There are simple tactile joys that can transport us right back to childhood. Running our hands along the crunchy leaves of a cornstalk or the smooth skin of a pumpkin seems simple enough, but taking a moment to focus on what we’re feeling can provide our minds and bodies with some vital relaxation. This will allow us to breathe and be fully present in that moment. Grabbing an icicle off of the side of the house and packing the base for a snowman should never be done without pulling off a glove and feeling the ice and the snow with our bare hands. Kneading cookie dough or dipping our finger in the melting chocolate to taste test are all ordinary actions that, when contemplated and savored, become tranquilizing. The feel of a warm woolen throw, or the feel of the blue and silver velvet of a Hanukkah banner, or the velvety feel of a bright red Christmas bow and the furry rim of a stocking are all tangibles that signify this special time of year.

Sights of the Season

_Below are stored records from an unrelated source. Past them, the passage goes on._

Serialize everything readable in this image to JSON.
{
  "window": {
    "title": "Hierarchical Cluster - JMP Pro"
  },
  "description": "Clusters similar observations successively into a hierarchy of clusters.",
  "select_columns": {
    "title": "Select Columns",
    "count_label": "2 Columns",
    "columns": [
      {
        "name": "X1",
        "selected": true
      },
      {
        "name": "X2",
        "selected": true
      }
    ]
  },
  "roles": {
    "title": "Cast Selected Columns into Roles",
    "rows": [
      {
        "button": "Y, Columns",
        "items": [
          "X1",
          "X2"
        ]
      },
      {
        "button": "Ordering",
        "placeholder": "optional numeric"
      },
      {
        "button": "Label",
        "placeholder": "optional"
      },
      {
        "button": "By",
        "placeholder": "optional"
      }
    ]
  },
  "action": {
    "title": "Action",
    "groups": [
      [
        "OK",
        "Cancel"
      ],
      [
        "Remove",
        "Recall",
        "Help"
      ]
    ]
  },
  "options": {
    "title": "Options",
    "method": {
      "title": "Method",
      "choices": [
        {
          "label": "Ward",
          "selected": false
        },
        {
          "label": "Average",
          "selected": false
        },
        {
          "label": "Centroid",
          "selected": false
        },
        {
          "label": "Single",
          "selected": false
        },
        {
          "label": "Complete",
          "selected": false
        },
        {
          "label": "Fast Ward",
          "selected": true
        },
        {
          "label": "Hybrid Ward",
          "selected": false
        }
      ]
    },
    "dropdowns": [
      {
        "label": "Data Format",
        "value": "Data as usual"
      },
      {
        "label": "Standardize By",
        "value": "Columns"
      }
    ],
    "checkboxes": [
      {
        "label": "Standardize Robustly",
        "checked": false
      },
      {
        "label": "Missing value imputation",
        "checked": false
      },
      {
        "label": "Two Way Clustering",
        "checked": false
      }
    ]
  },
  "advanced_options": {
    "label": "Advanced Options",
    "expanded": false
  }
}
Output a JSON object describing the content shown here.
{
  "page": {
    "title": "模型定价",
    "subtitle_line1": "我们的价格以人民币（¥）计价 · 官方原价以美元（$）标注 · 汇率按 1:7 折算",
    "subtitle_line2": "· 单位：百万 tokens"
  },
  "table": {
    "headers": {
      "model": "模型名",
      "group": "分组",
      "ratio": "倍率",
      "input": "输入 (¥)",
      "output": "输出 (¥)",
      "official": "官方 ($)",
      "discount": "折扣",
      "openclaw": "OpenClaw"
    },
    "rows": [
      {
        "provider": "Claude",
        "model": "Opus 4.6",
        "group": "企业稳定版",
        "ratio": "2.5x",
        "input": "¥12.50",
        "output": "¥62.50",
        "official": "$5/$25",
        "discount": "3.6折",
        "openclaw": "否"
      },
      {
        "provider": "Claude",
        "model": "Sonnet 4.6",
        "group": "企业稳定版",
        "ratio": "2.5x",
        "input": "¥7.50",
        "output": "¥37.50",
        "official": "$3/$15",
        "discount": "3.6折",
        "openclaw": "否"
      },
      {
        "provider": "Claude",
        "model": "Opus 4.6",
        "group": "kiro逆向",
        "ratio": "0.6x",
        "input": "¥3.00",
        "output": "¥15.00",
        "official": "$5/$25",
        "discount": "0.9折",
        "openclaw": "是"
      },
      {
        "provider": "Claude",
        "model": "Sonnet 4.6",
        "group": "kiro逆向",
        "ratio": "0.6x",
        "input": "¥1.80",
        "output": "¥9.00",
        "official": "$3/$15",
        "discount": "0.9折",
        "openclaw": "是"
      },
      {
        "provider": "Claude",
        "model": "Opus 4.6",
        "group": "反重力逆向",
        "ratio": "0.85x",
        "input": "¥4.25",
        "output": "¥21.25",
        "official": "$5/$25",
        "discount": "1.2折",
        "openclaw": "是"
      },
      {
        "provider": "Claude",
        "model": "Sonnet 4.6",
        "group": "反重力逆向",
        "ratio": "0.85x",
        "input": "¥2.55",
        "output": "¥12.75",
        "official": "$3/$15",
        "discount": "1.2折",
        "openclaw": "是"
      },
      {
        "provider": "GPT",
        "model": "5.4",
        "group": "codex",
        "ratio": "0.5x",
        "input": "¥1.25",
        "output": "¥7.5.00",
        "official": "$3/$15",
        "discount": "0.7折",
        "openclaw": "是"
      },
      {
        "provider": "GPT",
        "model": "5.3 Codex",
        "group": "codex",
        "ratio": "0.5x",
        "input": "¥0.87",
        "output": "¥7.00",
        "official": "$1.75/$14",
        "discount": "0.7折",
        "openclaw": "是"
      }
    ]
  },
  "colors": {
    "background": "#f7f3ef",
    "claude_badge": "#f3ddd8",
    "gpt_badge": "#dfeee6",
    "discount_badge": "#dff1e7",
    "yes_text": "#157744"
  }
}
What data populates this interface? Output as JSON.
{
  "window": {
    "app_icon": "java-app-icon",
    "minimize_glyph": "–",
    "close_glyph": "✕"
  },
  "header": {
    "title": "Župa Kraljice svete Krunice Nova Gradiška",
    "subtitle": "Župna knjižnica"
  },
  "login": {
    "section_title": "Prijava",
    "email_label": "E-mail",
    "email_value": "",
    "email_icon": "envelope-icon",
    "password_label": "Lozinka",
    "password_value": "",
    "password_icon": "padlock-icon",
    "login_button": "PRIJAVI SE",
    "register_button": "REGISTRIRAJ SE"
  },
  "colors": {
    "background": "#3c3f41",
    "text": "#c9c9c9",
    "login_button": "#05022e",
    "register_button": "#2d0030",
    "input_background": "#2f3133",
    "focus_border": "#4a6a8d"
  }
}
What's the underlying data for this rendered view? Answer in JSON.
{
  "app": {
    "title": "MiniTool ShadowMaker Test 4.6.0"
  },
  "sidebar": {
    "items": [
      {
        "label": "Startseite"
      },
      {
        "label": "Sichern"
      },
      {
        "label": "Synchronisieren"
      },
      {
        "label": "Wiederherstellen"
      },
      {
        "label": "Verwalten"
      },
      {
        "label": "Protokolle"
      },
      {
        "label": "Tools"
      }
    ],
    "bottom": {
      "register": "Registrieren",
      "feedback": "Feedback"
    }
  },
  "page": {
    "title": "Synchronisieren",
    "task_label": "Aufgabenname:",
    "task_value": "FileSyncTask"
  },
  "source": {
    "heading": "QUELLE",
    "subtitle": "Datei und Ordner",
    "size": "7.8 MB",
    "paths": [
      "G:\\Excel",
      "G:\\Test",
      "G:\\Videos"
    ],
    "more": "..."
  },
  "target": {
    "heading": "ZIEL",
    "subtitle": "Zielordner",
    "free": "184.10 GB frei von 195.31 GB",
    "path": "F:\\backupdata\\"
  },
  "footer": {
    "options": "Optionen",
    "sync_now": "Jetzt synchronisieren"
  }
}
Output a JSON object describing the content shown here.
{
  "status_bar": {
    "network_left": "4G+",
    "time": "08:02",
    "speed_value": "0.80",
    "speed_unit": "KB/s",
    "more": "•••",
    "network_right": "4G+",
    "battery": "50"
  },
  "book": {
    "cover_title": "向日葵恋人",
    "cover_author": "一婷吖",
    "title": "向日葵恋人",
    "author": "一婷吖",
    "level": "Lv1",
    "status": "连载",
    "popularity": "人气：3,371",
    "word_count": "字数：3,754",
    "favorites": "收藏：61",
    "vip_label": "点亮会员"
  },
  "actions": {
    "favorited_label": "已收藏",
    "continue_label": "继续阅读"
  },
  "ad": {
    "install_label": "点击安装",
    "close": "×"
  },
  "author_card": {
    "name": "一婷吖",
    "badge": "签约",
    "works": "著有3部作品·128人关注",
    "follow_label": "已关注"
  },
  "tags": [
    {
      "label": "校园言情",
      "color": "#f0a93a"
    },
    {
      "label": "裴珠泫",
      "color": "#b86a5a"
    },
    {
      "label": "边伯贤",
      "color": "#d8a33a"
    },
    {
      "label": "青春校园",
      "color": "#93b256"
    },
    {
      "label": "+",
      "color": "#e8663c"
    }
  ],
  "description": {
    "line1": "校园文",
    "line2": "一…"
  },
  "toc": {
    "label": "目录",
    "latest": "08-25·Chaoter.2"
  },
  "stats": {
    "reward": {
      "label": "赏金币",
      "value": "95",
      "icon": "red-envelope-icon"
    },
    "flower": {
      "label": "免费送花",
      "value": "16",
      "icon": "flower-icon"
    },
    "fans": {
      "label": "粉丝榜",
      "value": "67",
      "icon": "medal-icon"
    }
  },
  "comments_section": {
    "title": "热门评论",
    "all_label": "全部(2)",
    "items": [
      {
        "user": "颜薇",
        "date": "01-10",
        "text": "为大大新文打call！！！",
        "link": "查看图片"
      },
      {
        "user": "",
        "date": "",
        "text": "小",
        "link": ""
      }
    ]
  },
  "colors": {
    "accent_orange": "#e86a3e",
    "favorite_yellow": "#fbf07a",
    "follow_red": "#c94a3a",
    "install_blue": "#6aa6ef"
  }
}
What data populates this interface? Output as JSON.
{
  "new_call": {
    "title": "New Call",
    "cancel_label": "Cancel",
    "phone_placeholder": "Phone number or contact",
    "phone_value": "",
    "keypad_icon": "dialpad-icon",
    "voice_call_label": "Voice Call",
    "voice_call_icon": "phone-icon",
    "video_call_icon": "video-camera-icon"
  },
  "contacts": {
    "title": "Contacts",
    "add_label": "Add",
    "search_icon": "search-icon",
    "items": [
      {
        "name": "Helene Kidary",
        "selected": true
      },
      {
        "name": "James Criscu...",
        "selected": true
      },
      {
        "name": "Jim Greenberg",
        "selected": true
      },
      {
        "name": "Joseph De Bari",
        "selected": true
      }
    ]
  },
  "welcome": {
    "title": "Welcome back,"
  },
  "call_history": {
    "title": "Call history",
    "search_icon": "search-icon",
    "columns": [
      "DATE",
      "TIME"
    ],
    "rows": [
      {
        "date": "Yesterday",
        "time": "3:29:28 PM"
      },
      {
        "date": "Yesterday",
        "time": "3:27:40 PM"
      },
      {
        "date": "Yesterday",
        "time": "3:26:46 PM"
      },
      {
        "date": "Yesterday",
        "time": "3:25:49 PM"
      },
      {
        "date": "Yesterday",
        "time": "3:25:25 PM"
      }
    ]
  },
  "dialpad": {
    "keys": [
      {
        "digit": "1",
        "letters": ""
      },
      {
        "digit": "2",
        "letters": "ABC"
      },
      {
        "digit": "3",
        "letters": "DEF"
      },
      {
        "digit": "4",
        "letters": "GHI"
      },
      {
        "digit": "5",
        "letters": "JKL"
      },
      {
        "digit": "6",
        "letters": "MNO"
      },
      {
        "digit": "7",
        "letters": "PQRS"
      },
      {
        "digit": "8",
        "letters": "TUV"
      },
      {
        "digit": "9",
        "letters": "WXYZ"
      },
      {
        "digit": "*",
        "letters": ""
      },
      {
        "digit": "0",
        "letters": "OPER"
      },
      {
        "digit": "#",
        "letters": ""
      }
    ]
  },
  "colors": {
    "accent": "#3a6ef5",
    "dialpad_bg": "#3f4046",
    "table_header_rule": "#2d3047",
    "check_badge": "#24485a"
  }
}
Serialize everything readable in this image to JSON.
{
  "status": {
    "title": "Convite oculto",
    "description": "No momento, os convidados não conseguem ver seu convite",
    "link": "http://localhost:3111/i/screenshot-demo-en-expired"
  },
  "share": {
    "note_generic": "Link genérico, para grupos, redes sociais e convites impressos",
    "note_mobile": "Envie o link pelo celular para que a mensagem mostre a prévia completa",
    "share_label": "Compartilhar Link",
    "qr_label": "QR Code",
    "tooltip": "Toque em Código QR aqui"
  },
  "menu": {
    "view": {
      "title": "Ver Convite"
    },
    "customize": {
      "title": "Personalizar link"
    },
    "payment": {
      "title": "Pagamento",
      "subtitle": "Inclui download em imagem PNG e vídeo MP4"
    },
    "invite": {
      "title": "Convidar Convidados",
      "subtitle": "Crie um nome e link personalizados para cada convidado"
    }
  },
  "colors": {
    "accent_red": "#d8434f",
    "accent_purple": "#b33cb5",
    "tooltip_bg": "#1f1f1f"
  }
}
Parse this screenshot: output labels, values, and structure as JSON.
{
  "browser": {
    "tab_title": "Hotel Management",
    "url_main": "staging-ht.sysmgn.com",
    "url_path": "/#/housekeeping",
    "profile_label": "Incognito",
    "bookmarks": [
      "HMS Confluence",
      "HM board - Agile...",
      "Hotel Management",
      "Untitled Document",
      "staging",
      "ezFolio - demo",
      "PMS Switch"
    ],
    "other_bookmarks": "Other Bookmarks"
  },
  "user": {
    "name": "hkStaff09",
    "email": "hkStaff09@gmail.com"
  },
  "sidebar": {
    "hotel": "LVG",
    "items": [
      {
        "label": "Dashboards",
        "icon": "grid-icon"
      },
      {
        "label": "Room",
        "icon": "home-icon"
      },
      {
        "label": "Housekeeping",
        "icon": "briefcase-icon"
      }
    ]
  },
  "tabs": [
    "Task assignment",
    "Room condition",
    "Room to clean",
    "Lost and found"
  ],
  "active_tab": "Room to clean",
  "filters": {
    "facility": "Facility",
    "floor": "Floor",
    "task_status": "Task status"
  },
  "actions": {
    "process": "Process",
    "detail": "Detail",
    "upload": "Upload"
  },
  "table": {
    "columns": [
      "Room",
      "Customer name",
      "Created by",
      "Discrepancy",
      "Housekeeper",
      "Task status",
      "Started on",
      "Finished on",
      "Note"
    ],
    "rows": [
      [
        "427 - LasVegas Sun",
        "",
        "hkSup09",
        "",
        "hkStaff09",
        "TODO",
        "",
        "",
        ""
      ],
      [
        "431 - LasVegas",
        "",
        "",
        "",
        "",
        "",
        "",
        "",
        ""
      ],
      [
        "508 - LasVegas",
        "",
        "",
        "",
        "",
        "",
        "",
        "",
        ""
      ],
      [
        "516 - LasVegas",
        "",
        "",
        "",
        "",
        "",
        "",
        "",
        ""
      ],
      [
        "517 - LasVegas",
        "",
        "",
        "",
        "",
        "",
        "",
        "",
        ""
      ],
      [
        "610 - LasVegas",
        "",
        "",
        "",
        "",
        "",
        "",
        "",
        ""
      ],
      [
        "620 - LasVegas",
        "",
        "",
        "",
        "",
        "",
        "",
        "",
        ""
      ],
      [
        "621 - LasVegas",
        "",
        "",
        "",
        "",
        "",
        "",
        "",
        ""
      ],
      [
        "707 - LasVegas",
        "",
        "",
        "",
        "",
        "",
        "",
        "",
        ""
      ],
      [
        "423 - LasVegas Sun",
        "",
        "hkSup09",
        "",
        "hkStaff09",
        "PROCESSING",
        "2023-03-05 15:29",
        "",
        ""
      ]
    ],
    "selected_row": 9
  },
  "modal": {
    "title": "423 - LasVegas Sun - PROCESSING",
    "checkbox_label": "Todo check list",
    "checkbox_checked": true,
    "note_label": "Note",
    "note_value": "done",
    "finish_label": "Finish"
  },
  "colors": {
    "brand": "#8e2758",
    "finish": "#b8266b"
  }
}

There is no greater testament to the power of the sights of the Season than the look of glee upon a child’s face at the sign of the first snowfall. They are oftentimes ecstatic at the lighting of the Christmas tree, the lighting of the Menorah, and the sight of Santa Claus. Each celebration involves some sort of light display be it a Candelabra or a Christmas tree or a Kinara. Regardless of a family’s tradition, the Holiday Season offers up a feast for everyone’s eyes. Whether visiting a reindeer farm, going for a sleigh ride, hiking a snowy forest, or spending time in the tropics on vacation, one will inevitably be able to experience the spirit of the Season as celebration carries on in some form from one end of the earth to the other.

The Spirit of the Season

There is another sense, a sort of sixth sense, that could describe the added dimension to the Holiday Season and that is one of Spirit. There is undoubtedly a heightened practice of spirituality, worship, and praise that defines this time. The factor of spirituality appears to transcend belief, faith, philosophy, practice and denomination. In many ways it can unify humanity, but only if love for our fellow humans, tolerance and respect for differences can be shown as opposed to the unfortunate presence of bigotry, condemnation, hatred and intolerance. One person may become spiritually connected while singing in a church choir while another will find their sacred experience in a pair of blue jeans serving soup to the homeless. Taking time to cultivate this sense can turn our holiday season from one of monotony to one of wonder and personal growth. When we nurture ourselves, we can then offer up the best of who we are to others. Reaching this place of spiritual cultivation ultimately requires a nurturing of the senses. Intentionally practicing this awareness in our daily activities will brighten our days, relieve our stresses, and center us so that we can truly enjoy all of the diversity and beauty that the Holiday Season has to offer.

*This article was written by Nicole Maendel. Photographer: Michelle Meiklejohn.*

November 2010